--- EXTRACTED INFORMATION Enclosed Below ---

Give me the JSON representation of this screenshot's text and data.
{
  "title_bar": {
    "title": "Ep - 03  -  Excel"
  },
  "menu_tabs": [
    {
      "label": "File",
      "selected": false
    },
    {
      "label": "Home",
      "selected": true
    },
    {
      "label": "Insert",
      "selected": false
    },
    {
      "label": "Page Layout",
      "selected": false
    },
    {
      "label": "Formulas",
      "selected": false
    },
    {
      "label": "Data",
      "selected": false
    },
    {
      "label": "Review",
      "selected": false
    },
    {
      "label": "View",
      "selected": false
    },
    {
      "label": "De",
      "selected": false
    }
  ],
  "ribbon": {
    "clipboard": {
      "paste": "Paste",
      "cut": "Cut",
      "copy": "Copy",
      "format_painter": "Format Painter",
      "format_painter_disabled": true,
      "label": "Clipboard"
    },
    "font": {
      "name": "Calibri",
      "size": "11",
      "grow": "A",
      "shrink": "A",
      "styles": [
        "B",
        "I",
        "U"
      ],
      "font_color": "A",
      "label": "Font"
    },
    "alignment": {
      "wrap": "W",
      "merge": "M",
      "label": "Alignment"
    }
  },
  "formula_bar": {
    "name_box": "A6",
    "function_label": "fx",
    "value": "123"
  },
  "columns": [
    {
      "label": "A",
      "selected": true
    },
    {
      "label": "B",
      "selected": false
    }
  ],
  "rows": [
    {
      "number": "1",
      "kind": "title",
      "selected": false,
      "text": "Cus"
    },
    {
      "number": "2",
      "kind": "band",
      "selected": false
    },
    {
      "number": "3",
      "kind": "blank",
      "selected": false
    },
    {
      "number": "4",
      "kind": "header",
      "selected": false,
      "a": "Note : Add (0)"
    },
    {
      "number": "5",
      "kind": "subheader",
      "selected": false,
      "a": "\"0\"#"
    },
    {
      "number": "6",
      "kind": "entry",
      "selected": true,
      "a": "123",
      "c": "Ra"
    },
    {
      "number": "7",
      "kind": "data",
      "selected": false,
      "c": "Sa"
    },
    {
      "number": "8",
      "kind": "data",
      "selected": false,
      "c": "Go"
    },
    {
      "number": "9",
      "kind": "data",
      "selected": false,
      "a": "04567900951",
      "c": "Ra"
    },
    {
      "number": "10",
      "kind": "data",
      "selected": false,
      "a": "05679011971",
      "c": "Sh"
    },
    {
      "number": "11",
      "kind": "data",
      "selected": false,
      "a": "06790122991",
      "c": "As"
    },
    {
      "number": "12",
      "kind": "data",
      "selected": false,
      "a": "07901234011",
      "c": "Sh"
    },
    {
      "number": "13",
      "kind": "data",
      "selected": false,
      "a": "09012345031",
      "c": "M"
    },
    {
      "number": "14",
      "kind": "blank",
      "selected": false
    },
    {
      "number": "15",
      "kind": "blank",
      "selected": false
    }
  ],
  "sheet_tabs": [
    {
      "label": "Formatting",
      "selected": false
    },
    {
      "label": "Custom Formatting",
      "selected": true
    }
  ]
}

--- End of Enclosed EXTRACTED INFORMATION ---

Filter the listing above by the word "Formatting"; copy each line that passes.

      "label": "Formatting",
      "label": "Custom Formatting",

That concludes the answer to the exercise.